With the aim of bettering communication with their employees, two-thirds of companies plan on increasing their use of social media next year, according to employment consultancy Watson Wyatt. Sixty-five percent of the 328 global companies polled by Watson Wyatt plan on increasing their social media usage in 2010. The benefits of using social media to improve workplace communications are obvious, especially when one considers the values of real time over email and the potential savings fostered by things like VoIP. There is also a sense of community that can be established with social media, as well as an ability to increase employee engagement.

"Companies continue to explore using social media as the next communication frontier," said Kathryn Yates, global practice director of communications at Watson Wyatt.

"Today's workers are looking for authentic, timely messages that address how business changes affect them personally. Social media engages employees in real time and on a variety of topics," Yates said.

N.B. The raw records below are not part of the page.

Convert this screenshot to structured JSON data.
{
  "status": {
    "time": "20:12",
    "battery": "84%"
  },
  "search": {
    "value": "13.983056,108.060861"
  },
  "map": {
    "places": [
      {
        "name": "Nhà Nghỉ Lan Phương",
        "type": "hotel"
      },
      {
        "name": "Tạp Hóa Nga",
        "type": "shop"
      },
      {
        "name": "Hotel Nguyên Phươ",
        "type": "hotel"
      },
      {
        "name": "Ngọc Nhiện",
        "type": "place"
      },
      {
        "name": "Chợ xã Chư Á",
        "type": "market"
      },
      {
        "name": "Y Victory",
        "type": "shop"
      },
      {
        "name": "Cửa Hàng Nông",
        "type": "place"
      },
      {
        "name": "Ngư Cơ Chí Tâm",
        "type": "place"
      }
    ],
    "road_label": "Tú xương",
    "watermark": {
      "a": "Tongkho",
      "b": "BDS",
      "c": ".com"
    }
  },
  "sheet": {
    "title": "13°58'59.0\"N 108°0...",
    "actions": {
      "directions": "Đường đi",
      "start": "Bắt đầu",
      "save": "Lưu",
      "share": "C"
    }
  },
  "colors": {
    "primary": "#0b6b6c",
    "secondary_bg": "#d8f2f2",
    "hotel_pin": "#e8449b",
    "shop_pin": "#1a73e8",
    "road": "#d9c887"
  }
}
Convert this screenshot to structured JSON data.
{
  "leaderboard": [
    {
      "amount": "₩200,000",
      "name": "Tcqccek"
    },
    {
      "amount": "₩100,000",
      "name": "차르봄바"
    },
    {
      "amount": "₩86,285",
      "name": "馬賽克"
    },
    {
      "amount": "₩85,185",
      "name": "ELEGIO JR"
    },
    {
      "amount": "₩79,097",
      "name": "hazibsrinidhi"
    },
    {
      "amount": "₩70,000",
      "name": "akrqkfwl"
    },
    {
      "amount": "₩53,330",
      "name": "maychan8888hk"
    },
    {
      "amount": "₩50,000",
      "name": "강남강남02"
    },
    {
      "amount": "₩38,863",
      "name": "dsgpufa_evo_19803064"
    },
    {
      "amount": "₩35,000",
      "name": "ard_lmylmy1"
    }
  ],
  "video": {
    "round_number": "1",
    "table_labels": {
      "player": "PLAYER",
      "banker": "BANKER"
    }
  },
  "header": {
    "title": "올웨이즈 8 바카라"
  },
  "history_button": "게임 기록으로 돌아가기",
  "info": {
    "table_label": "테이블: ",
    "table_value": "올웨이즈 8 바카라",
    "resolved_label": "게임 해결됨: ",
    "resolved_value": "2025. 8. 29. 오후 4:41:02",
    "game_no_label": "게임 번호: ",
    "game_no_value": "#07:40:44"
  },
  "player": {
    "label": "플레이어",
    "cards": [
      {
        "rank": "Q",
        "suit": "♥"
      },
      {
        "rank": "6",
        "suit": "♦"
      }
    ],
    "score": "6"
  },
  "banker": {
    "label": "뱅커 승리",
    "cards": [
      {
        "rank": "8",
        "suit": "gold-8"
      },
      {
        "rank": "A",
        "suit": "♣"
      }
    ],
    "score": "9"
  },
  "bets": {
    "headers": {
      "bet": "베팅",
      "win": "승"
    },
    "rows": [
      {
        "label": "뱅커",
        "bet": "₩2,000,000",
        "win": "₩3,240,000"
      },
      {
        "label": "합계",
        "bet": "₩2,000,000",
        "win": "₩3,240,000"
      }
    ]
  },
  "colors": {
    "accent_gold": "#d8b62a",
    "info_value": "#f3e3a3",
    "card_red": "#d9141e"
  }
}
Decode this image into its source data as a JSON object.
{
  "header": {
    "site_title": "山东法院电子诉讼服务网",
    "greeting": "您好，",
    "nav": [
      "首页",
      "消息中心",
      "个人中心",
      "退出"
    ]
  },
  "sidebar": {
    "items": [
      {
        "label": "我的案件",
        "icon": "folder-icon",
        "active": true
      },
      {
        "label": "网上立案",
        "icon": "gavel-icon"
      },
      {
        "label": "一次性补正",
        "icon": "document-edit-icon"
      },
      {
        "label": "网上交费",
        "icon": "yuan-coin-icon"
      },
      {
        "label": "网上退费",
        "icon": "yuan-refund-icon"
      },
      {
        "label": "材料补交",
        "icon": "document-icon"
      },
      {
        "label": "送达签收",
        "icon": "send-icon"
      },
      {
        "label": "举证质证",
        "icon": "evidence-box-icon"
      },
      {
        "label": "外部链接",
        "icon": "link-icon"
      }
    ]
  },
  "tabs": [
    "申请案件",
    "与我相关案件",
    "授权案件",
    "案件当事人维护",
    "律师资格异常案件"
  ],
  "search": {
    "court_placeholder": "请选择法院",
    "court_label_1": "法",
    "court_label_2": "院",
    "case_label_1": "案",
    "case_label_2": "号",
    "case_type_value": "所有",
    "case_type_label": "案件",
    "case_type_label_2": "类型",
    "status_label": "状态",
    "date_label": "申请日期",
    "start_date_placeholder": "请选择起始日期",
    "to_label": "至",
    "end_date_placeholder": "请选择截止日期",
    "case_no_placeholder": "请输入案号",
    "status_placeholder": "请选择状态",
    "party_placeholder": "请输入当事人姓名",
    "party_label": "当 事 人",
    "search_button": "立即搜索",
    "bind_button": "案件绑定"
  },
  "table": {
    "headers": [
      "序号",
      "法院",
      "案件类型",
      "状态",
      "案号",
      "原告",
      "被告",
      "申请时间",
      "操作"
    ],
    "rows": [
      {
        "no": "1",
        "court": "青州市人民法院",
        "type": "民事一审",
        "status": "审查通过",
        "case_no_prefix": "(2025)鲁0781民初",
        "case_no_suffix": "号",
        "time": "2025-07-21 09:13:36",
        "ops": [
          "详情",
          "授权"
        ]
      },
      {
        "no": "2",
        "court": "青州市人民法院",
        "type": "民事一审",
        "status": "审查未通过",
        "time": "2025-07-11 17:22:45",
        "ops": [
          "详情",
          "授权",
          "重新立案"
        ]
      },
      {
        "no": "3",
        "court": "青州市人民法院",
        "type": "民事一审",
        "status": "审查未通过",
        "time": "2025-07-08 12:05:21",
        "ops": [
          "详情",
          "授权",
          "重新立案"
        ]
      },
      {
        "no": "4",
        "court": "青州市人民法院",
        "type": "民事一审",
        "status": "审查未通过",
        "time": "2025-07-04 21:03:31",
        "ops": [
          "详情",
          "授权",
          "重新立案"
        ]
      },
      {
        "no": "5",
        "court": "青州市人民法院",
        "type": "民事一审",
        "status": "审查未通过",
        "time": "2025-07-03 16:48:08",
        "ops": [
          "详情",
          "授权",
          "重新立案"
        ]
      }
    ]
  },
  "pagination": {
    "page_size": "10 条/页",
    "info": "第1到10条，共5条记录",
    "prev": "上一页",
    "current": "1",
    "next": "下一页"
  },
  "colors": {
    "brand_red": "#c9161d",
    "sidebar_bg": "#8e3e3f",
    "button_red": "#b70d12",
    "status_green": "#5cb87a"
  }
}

The biggest thing holding employers back from implementing social media is lack of resources and support. Thirty-six percent said that they lacked the IT support or adequate technical capability; 40 percent lacked sufficient knowledge and 45 percent lacked the staff or resources.

While there are still many hurdles to implementing these still rather non-traditional communications practices into place, the study’s authors suggest that the recession has in some ways accelerated the corporate adoption of social-media based communications.

"While traditional communication channels are still preferred in some instances, the downturn has put a premium on effective, innovative communication," said John Finney, senior communication consultant at Watson Wyatt.

Some of the critical barriers to adopting social media for corporate communications are cultural rather than technological. There still isn’t a standard set of best practices for the use of digital communications in the workplace (as in the world).

"It is important for companies to take full advantage of these new, exciting forms of communication by developing strategies before making any sudden leaps and then continually measuring the programs' effectiveness," Wyatt said.

Most people know at least the fundamentals of workplace etiquette when it comes to face-to-face communications, but we are far from having a true consensus on electronic etiquette, though the growing number of netiquette advice columns, like Jenna Wortham’s Internet Protocol blog at the NY Times, are addressing these issues.

By Mark Alvarez